Workers from wireless authorized retail stores claim wage theft

The Communications Workers of America (CWA) and the National Employment Law Project (NELP) published a report today, making some damning charges against the top three wireless carriers in terms of the treatment of retail workers. They say the big three U.S. wireless carriers have transitioned much of their retail operations from carrier-owned stores to third-party authorized retail stores as a tactic to treat workers worse without having to deal with unions.

CWA and the NELP surveyed 204 authorized retail workers from 43 states at AT&T Mobility, Verizon Wireless and T-Mobile. The survey included online questions and a series of telephone interviews. The respondents were a mix of current and former employees.

Some of the most egregious employment-related allegations related to wage theft.

Workers at authorized retailers were asked whether they had experienced various forms of wage theft in the three months prior to the survey. 186 of the 204 respondents reported that an employer had stolen wages from them in at least one of four ways — paid them below the minimum wage rate, denied them overtime premiums, denied them due commissions or bonuses or incentive payments, or required them to work off the clock.

One respondent who works as an authorized retailer in Alabama said his store has a faulty performance tracking system with perpetual “system issues” that favor the store owner and rip off the employees.

Survey respondents also complained about unstable and disrespectful work schedules. Of the 204 respondents, 163 reported that their hours or work-days changed from one week to the next. And 134 of 204 reported that they were unable to take meal or rest breaks during their shift.

Cassandra Lopez Rosario, a former employee of Master Wireless, an AT&T authorized retailer, told Fierce that she was fired in December 2021 while she had Covid. She had fallen sick while working and had to be taken to the hospital. While she was very ill over the next several days, she didn’t call in to the store and as a result was fired. She thinks the company may not have paid her all her commissions in her final paycheck. But she said, “To be honest, I never knew how the metric system worked.”

Authorized retailers

CWA and NELP claim that the trend toward more authorized retailers and less official wireless stores is partly due to the fact that some workers have unionized at the corporate stores of the carriers.

“Stores run by third parties may look identical to corporate stores, aside from a small ‘Authorized Retailer’ label on the storefront window,” stated the report. “However, differences in job quality and customer service quality between corporate stores and authorized retailers can be stark.”

According to CWA and NELP, wireless carriers outsource between 60% to 80% of their branded retail locations to authorized retailers. And Wave7 Research principal Jeff Moore said those numbers sound accurate.
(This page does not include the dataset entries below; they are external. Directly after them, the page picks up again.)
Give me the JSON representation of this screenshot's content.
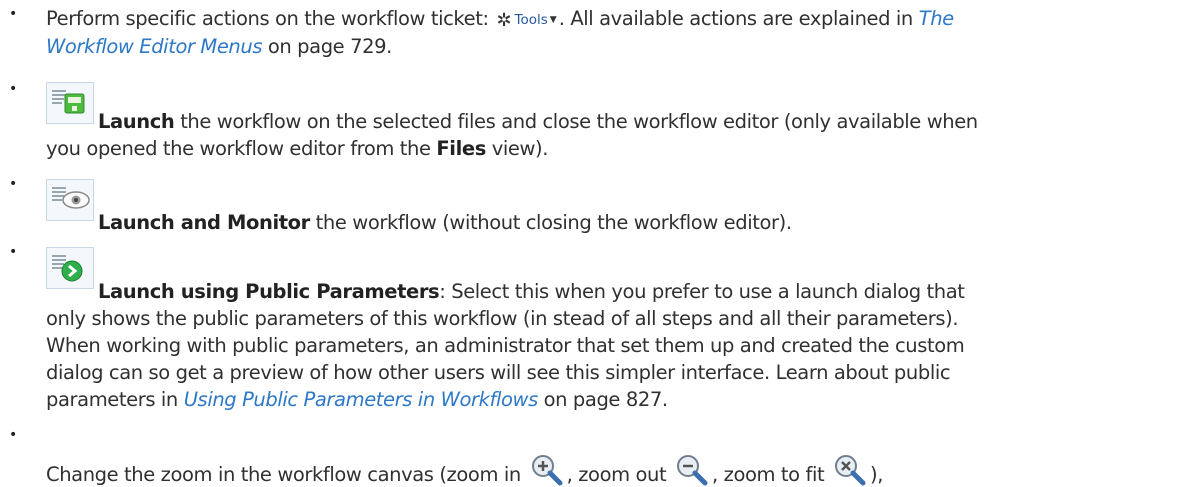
{
  "items": [
    {
      "lines": [
        {
          "before": "Perform specific actions on the workflow ticket: ",
          "tools_label": "Tools",
          "after": ". All available actions are explained in ",
          "link": "The"
        },
        {
          "link": "Workflow Editor Menus",
          "after": " on page 729."
        }
      ]
    },
    {
      "icon": "launch-icon",
      "bold": "Launch",
      "rest": " the workflow on the selected files and close the workflow editor (only available when",
      "line2_before": "you opened the workflow editor from the ",
      "line2_bold": "Files",
      "line2_after": " view)."
    },
    {
      "icon": "launch-monitor-icon",
      "bold": "Launch and Monitor",
      "rest": " the workflow (without closing the workflow editor)."
    },
    {
      "icon": "launch-public-parameters-icon",
      "bold": "Launch using Public Parameters",
      "rest": ": Select this when you prefer to use a launch dialog that",
      "lines": [
        "only shows the public parameters of this workflow (in stead of all steps and all their parameters).",
        "When working with public parameters, an administrator that set them up and created the custom",
        "dialog can so get a preview of how other users will see this simpler interface. Learn about public"
      ],
      "last_before": "parameters in ",
      "last_link": "Using Public Parameters in Workflows",
      "last_after": " on page 827."
    },
    {
      "before": "Change the zoom in the workflow canvas (zoom in ",
      "mid1": ", zoom out ",
      "mid2": ", zoom to fit ",
      "after": "),"
    }
  ],
  "icons": {
    "gear": "gear-icon",
    "caret": "caret-down-icon",
    "zoom_in": "zoom-in-icon",
    "zoom_out": "zoom-out-icon",
    "zoom_fit": "zoom-to-fit-icon"
  },
  "colors": {
    "link": "#2d78c7",
    "text": "#303030",
    "icon_green": "#3db54a",
    "tools_text": "#2a5b9e"
  }
}
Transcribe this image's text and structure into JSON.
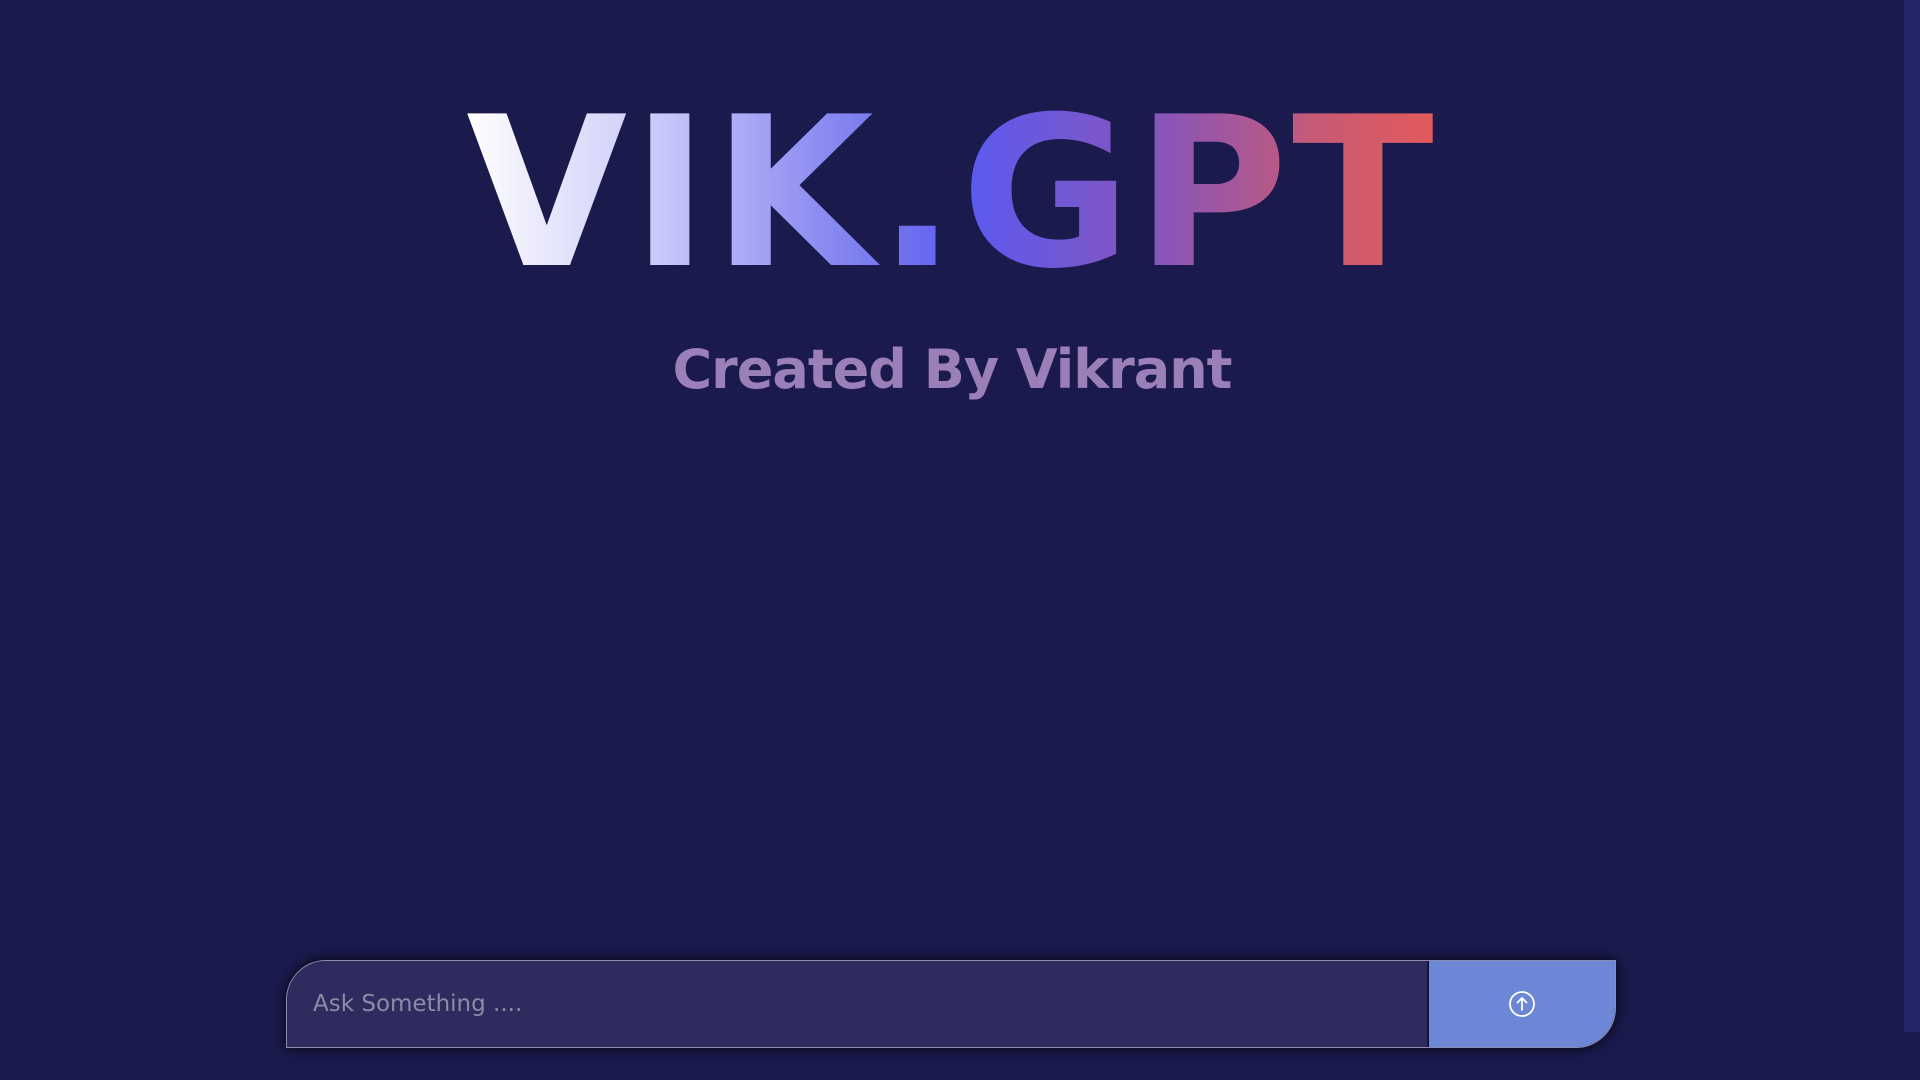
{
  "app": {
    "title": "VIK.GPT",
    "subtitle": "Created By Vikrant"
  },
  "prompt": {
    "placeholder": "Ask Something ....",
    "value": "",
    "send_icon": "arrow-up-circle-icon"
  },
  "colors": {
    "background": "#1a1a4d",
    "subtitle": "#9a7fb8",
    "input_background": "#2e2b5e",
    "send_button": "#6b87d6",
    "title_gradient": [
      "#ffffff",
      "#5b5aee",
      "#e25a5a"
    ]
  }
}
AT&T’s largest authorized retailer, Prime Communications, operates nearly 2,000 AT&T-branded stores nationwide. 

Verizon’s largest authorized retailer is Victra. Moore said it has about 1,600 stores. Another Verizon authorized dealer is Round Room, which Moore said “is not that far behind Victra.”

According to Wave7 Research, T-Mobile’s largest authorized dealer is Wireless Vision with more than 650 stores, followed by GP Mobile.

CWA and NELP say that about 9 in 10 authorized retail workers surveyed reported that the wireless carrier that licensed their direct employer played a role in setting policies and practices at their workplace, raising doubts about authorized retailers’ status as independent employers.

CWA chart

They say that the use of outsourced retail stores has had detrimental effects on workers who play an integral role in the success of the carriers’ businesses.